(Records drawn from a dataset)
☆ ☆ ☆ ☆ ☆ ☆ ☆

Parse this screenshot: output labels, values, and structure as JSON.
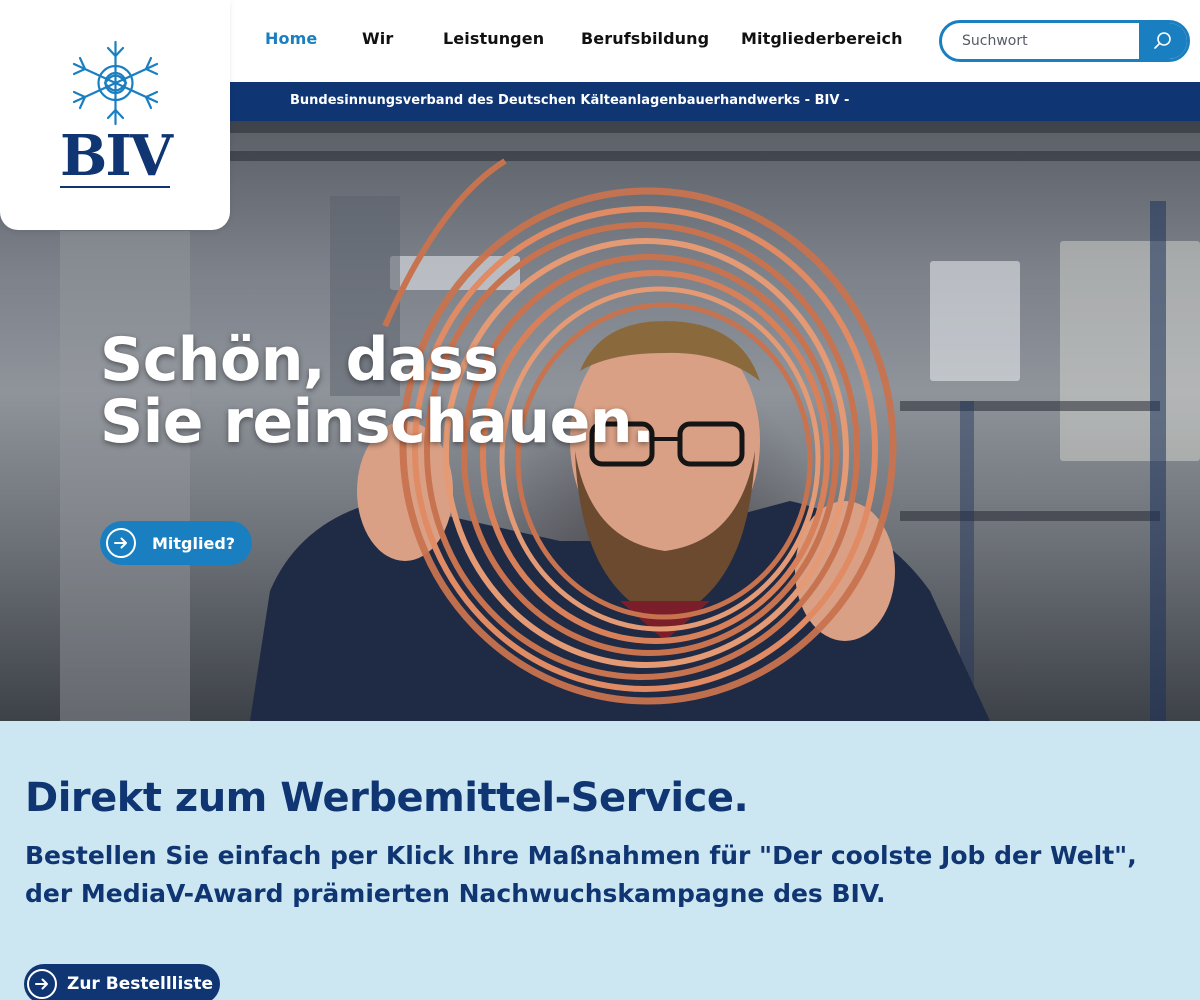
{
  "brand": {
    "logo_text": "BIV",
    "logo_icon": "snowflake-crest-icon"
  },
  "nav": {
    "items": [
      {
        "label": "Home",
        "active": true
      },
      {
        "label": "Wir",
        "active": false
      },
      {
        "label": "Leistungen",
        "active": false
      },
      {
        "label": "Berufsbildung",
        "active": false
      },
      {
        "label": "Mitgliederbereich",
        "active": false
      }
    ]
  },
  "search": {
    "placeholder": "Suchwort",
    "value": "",
    "icon": "search-icon"
  },
  "subbar": {
    "text": "Bundesinnungsverband des Deutschen Kälteanlagenbauerhandwerks - BIV -"
  },
  "hero": {
    "title_line1": "Schön, dass",
    "title_line2": "Sie reinschauen.",
    "button_label": "Mitglied?",
    "button_icon": "arrow-right-circle-icon"
  },
  "promo": {
    "title": "Direkt zum Werbemittel-Service.",
    "text": "Bestellen Sie einfach per Klick Ihre Maßnahmen für \"Der coolste Job der Welt\", der MediaV-Award prämierten Nachwuchskampagne des BIV.",
    "button_label": "Zur Bestellliste",
    "button_icon": "arrow-right-circle-icon"
  },
  "colors": {
    "primary_blue": "#1a7fc1",
    "navy": "#0f3573",
    "promo_bg": "#cde7f2",
    "copper": "#c8734f"
  }
}
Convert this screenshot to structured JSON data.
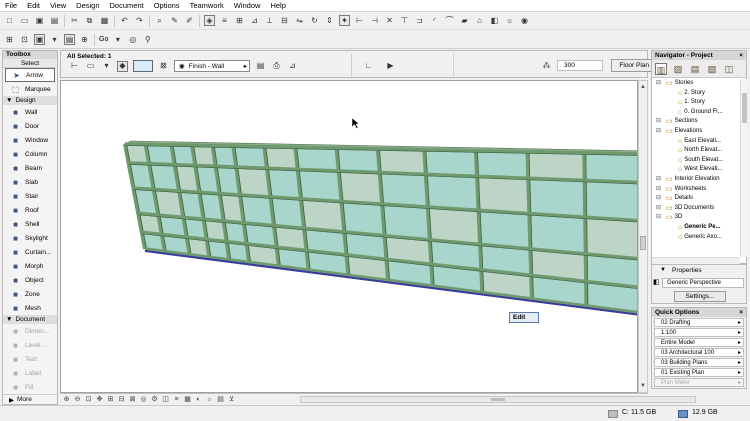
{
  "menubar": [
    "File",
    "Edit",
    "View",
    "Design",
    "Document",
    "Options",
    "Teamwork",
    "Window",
    "Help"
  ],
  "toolbar": {
    "go_label": "Go"
  },
  "toolbox": {
    "title": "Toolbox",
    "select_label": "Select",
    "tools_top": [
      {
        "label": "Arrow",
        "icon": "arrow-icon"
      },
      {
        "label": "Marquee",
        "icon": "marquee-icon"
      }
    ],
    "design_label": "Design",
    "design_tools": [
      {
        "label": "Wall",
        "icon": "wall-icon"
      },
      {
        "label": "Door",
        "icon": "door-icon"
      },
      {
        "label": "Window",
        "icon": "window-icon"
      },
      {
        "label": "Column",
        "icon": "column-icon"
      },
      {
        "label": "Beam",
        "icon": "beam-icon"
      },
      {
        "label": "Slab",
        "icon": "slab-icon"
      },
      {
        "label": "Stair",
        "icon": "stair-icon"
      },
      {
        "label": "Roof",
        "icon": "roof-icon"
      },
      {
        "label": "Shell",
        "icon": "shell-icon"
      },
      {
        "label": "Skylight",
        "icon": "skylight-icon"
      },
      {
        "label": "Curtain...",
        "icon": "curtain-wall-icon"
      },
      {
        "label": "Morph",
        "icon": "morph-icon"
      },
      {
        "label": "Object",
        "icon": "object-icon"
      },
      {
        "label": "Zone",
        "icon": "zone-icon"
      },
      {
        "label": "Mesh",
        "icon": "mesh-icon"
      }
    ],
    "document_label": "Document",
    "document_tools": [
      {
        "label": "Dimen...",
        "icon": "dimension-icon"
      },
      {
        "label": "Level ...",
        "icon": "level-dimension-icon"
      },
      {
        "label": "Text",
        "icon": "text-icon"
      },
      {
        "label": "Label",
        "icon": "label-icon"
      },
      {
        "label": "Fill",
        "icon": "fill-icon"
      }
    ],
    "more_label": "More"
  },
  "infobox": {
    "all_selected": "All Selected: 1",
    "finish_label": "Finish - Wall",
    "value": "300",
    "floorplan_button": "Floor Plan and Section..."
  },
  "viewport": {
    "edit_label": "Edit"
  },
  "navigator": {
    "title": "Navigator - Project",
    "tree": [
      {
        "label": "Stories",
        "depth": 1
      },
      {
        "label": "2. Story",
        "depth": 2
      },
      {
        "label": "1. Story",
        "depth": 2
      },
      {
        "label": "0. Ground Fl...",
        "depth": 2
      },
      {
        "label": "Sections",
        "depth": 1
      },
      {
        "label": "Elevations",
        "depth": 1
      },
      {
        "label": "East Elevati...",
        "depth": 2
      },
      {
        "label": "North Elevat...",
        "depth": 2
      },
      {
        "label": "South Elevat...",
        "depth": 2
      },
      {
        "label": "West Elevati...",
        "depth": 2
      },
      {
        "label": "Interior Elevation",
        "depth": 1
      },
      {
        "label": "Worksheets",
        "depth": 1
      },
      {
        "label": "Details",
        "depth": 1
      },
      {
        "label": "3D Documents",
        "depth": 1
      },
      {
        "label": "3D",
        "depth": 1
      },
      {
        "label": "Generic Pe...",
        "depth": 2
      },
      {
        "label": "Generic Axo...",
        "depth": 2
      }
    ]
  },
  "properties": {
    "title": "Properties",
    "value": "Generic Perspective",
    "settings_button": "Settings..."
  },
  "quick_options": {
    "title": "Quick Options",
    "rows": [
      "02 Drafting",
      "1:100",
      "Entire Model",
      "03 Architectural 100",
      "03 Building Plans",
      "01 Existing Plan",
      "Plan Meter"
    ]
  },
  "status": {
    "c_drive": "C: 11.5 GB",
    "memory": "12.9 GB"
  },
  "colors": {
    "glass": "#a8d6cc",
    "mullion": "#6f9a6f",
    "base": "#3a3aa0",
    "selection": "#3c68b0"
  }
}
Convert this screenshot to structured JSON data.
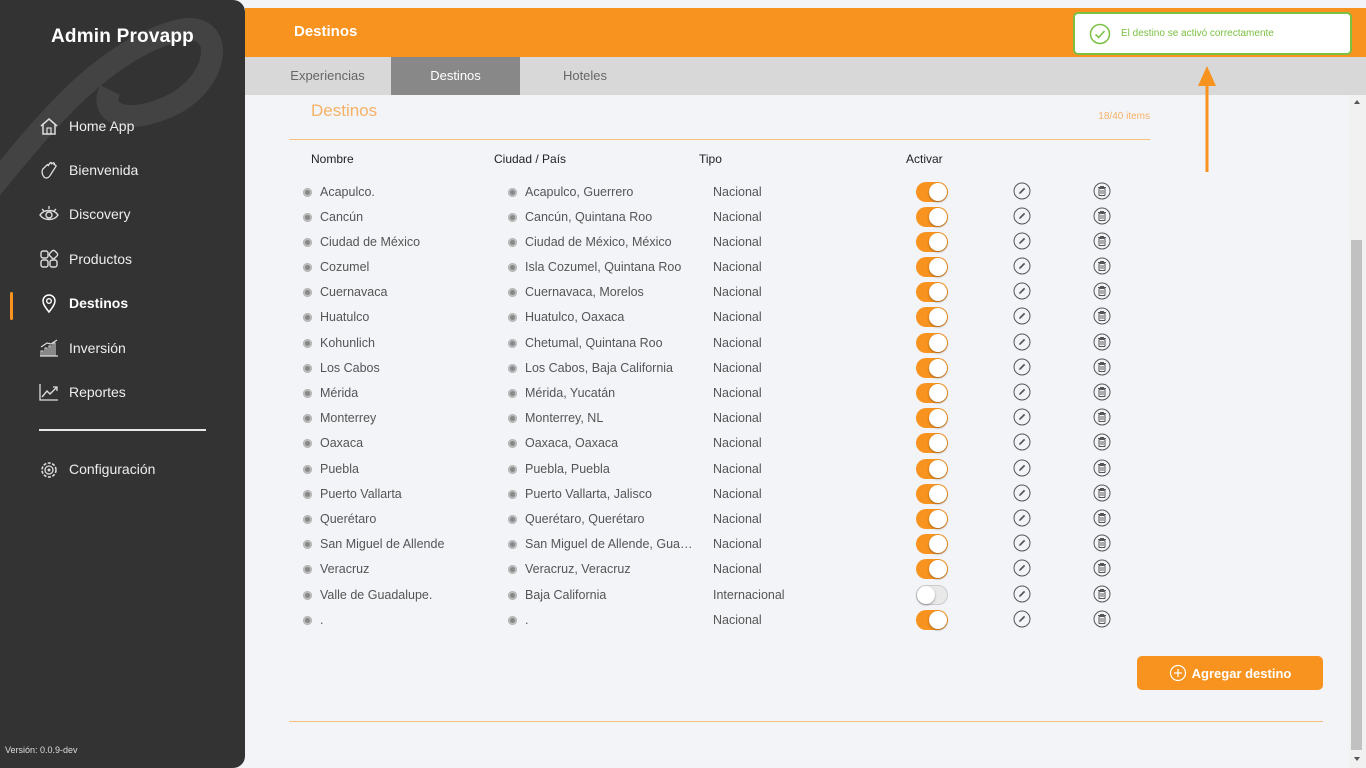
{
  "sidebar": {
    "brand": "Admin Provapp",
    "items": [
      {
        "label": "Home App",
        "icon": "home-icon"
      },
      {
        "label": "Bienvenida",
        "icon": "wave-hand-icon"
      },
      {
        "label": "Discovery",
        "icon": "eye-icon"
      },
      {
        "label": "Productos",
        "icon": "grid-icon"
      },
      {
        "label": "Destinos",
        "icon": "location-pin-icon",
        "active": true
      },
      {
        "label": "Inversión",
        "icon": "bar-chart-icon"
      },
      {
        "label": "Reportes",
        "icon": "line-chart-icon"
      }
    ],
    "settings": {
      "label": "Configuración",
      "icon": "gear-icon"
    },
    "version": "Versión: 0.0.9-dev"
  },
  "header": {
    "title": "Destinos"
  },
  "tabs": [
    {
      "label": "Experiencias"
    },
    {
      "label": "Destinos",
      "active": true
    },
    {
      "label": "Hoteles"
    }
  ],
  "toast": {
    "message": "El destino se activó correctamente",
    "color": "#7bc043"
  },
  "main": {
    "section_title": "Destinos",
    "count": "18/40 items",
    "columns": {
      "nombre": "Nombre",
      "ciudad": "Ciudad / País",
      "tipo": "Tipo",
      "activar": "Activar"
    },
    "rows": [
      {
        "nombre": "Acapulco.",
        "ciudad": "Acapulco, Guerrero",
        "tipo": "Nacional",
        "activo": true
      },
      {
        "nombre": "Cancún",
        "ciudad": "Cancún, Quintana Roo",
        "tipo": "Nacional",
        "activo": true
      },
      {
        "nombre": "Ciudad de México",
        "ciudad": "Ciudad de México, México",
        "tipo": "Nacional",
        "activo": true
      },
      {
        "nombre": "Cozumel",
        "ciudad": "Isla Cozumel, Quintana Roo",
        "tipo": "Nacional",
        "activo": true
      },
      {
        "nombre": "Cuernavaca",
        "ciudad": "Cuernavaca, Morelos",
        "tipo": "Nacional",
        "activo": true
      },
      {
        "nombre": "Huatulco",
        "ciudad": "Huatulco, Oaxaca",
        "tipo": "Nacional",
        "activo": true
      },
      {
        "nombre": "Kohunlich",
        "ciudad": "Chetumal, Quintana Roo",
        "tipo": "Nacional",
        "activo": true
      },
      {
        "nombre": "Los Cabos",
        "ciudad": "Los Cabos, Baja California",
        "tipo": "Nacional",
        "activo": true
      },
      {
        "nombre": "Mérida",
        "ciudad": "Mérida, Yucatán",
        "tipo": "Nacional",
        "activo": true
      },
      {
        "nombre": "Monterrey",
        "ciudad": "Monterrey, NL",
        "tipo": "Nacional",
        "activo": true
      },
      {
        "nombre": "Oaxaca",
        "ciudad": "Oaxaca, Oaxaca",
        "tipo": "Nacional",
        "activo": true
      },
      {
        "nombre": "Puebla",
        "ciudad": "Puebla, Puebla",
        "tipo": "Nacional",
        "activo": true
      },
      {
        "nombre": "Puerto Vallarta",
        "ciudad": "Puerto Vallarta, Jalisco",
        "tipo": "Nacional",
        "activo": true
      },
      {
        "nombre": "Querétaro",
        "ciudad": "Querétaro, Querétaro",
        "tipo": "Nacional",
        "activo": true
      },
      {
        "nombre": "San Miguel de Allende",
        "ciudad": "San Miguel de Allende, Gua…",
        "tipo": "Nacional",
        "activo": true
      },
      {
        "nombre": "Veracruz",
        "ciudad": "Veracruz, Veracruz",
        "tipo": "Nacional",
        "activo": true
      },
      {
        "nombre": "Valle de Guadalupe.",
        "ciudad": "Baja California",
        "tipo": "Internacional",
        "activo": false
      },
      {
        "nombre": ".",
        "ciudad": ".",
        "tipo": "Nacional",
        "activo": true
      }
    ],
    "add_button": "Agregar destino"
  },
  "colors": {
    "accent": "#f7931e",
    "sidebar_bg": "#333333",
    "success": "#7bc043"
  }
}
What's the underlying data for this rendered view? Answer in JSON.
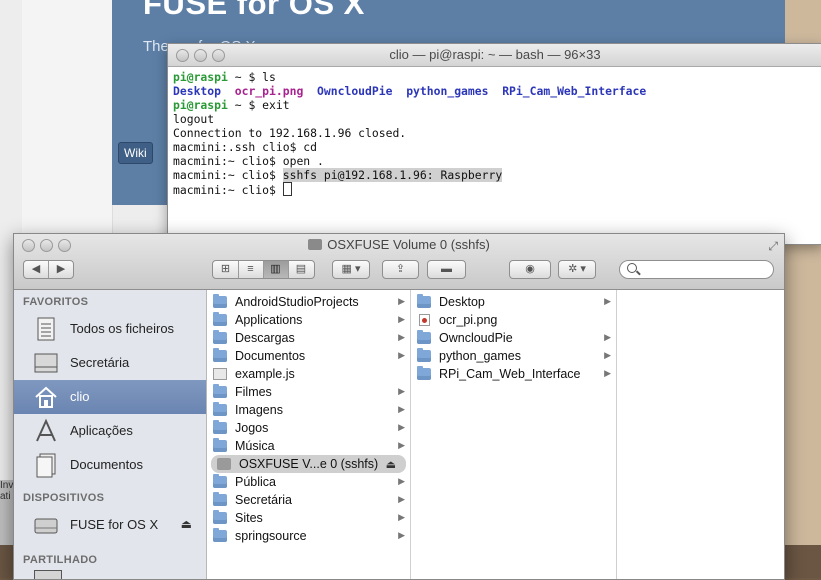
{
  "background": {
    "hero_title": "FUSE for OS X",
    "hero_subtitle": "The...          ...for OS X",
    "wiki_button": "Wiki",
    "left_strip": "Inv\nati"
  },
  "terminal": {
    "title": "clio — pi@raspi: ~ — bash — 96×33",
    "lines": {
      "l1_prompt": "pi@raspi",
      "l1_rest": " ~ $ ls",
      "l2_a": "Desktop",
      "l2_b": "ocr_pi.png",
      "l2_c": "OwncloudPie",
      "l2_d": "python_games",
      "l2_e": "RPi_Cam_Web_Interface",
      "l3_prompt": "pi@raspi",
      "l3_rest": " ~ $ exit",
      "l4": "logout",
      "l5": "Connection to 192.168.1.96 closed.",
      "l6": "macmini:.ssh clio$ cd",
      "l7": "macmini:~ clio$ open .",
      "l8_prefix": "macmini:~ clio$ ",
      "l8_selected": "sshfs pi@192.168.1.96: Raspberry",
      "l9": "macmini:~ clio$ "
    }
  },
  "finder": {
    "title": "OSXFUSE Volume 0 (sshfs)",
    "sidebar": {
      "favorites_header": "FAVORITOS",
      "devices_header": "DISPOSITIVOS",
      "shared_header": "PARTILHADO",
      "favorites": [
        {
          "label": "Todos os ficheiros",
          "icon": "all-files-icon"
        },
        {
          "label": "Secretária",
          "icon": "desktop-icon"
        },
        {
          "label": "clio",
          "icon": "home-icon"
        },
        {
          "label": "Aplicações",
          "icon": "applications-icon"
        },
        {
          "label": "Documentos",
          "icon": "documents-icon"
        }
      ],
      "devices": [
        {
          "label": "FUSE for OS X",
          "icon": "disk-icon"
        }
      ]
    },
    "column1": [
      {
        "label": "AndroidStudioProjects",
        "type": "folder"
      },
      {
        "label": "Applications",
        "type": "folder"
      },
      {
        "label": "Descargas",
        "type": "folder"
      },
      {
        "label": "Documentos",
        "type": "folder"
      },
      {
        "label": "example.js",
        "type": "file"
      },
      {
        "label": "Filmes",
        "type": "folder"
      },
      {
        "label": "Imagens",
        "type": "folder"
      },
      {
        "label": "Jogos",
        "type": "folder"
      },
      {
        "label": "Música",
        "type": "folder"
      },
      {
        "label": "OSXFUSE V...e 0 (sshfs)",
        "type": "volume"
      },
      {
        "label": "Pública",
        "type": "folder"
      },
      {
        "label": "Secretária",
        "type": "folder"
      },
      {
        "label": "Sites",
        "type": "folder"
      },
      {
        "label": "springsource",
        "type": "folder"
      }
    ],
    "column2": [
      {
        "label": "Desktop",
        "type": "folder"
      },
      {
        "label": "ocr_pi.png",
        "type": "png"
      },
      {
        "label": "OwncloudPie",
        "type": "folder"
      },
      {
        "label": "python_games",
        "type": "folder"
      },
      {
        "label": "RPi_Cam_Web_Interface",
        "type": "folder"
      }
    ]
  }
}
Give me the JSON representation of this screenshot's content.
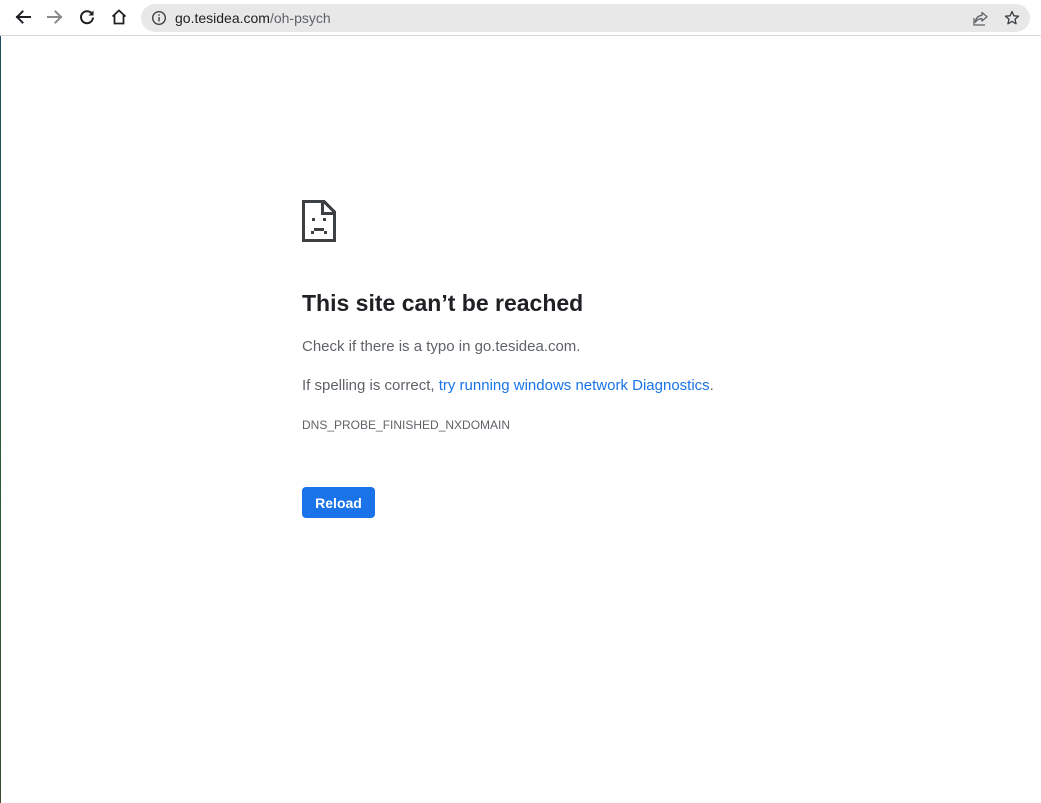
{
  "browser": {
    "url_host": "go.tesidea.com",
    "url_path": "/oh-psych",
    "icons": {
      "back": "arrow-left-icon",
      "forward": "arrow-right-icon",
      "reload": "reload-icon",
      "home": "home-icon",
      "site_info": "info-icon",
      "share": "share-icon",
      "bookmark": "star-icon"
    }
  },
  "error_page": {
    "icon": "sad-document-icon",
    "title": "This site can’t be reached",
    "typo_message": "Check if there is a typo in go.tesidea.com.",
    "spelling_prefix": "If spelling is correct, ",
    "diagnostics_link": "try running windows network Diagnostics",
    "spelling_suffix": ".",
    "error_code": "DNS_PROBE_FINISHED_NXDOMAIN",
    "reload_label": "Reload"
  },
  "colors": {
    "accent": "#1a73e8",
    "text_primary": "#202124",
    "text_secondary": "#5f6368",
    "omnibox_bg": "#e8e8e8"
  }
}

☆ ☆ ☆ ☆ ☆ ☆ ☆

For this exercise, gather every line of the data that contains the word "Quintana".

## ANSWER SPACE
        "ciudad": "Cancún, Quintana Roo",
        "ciudad": "Isla Cozumel, Quintana Roo",
        "ciudad": "Chetumal, Quintana Roo",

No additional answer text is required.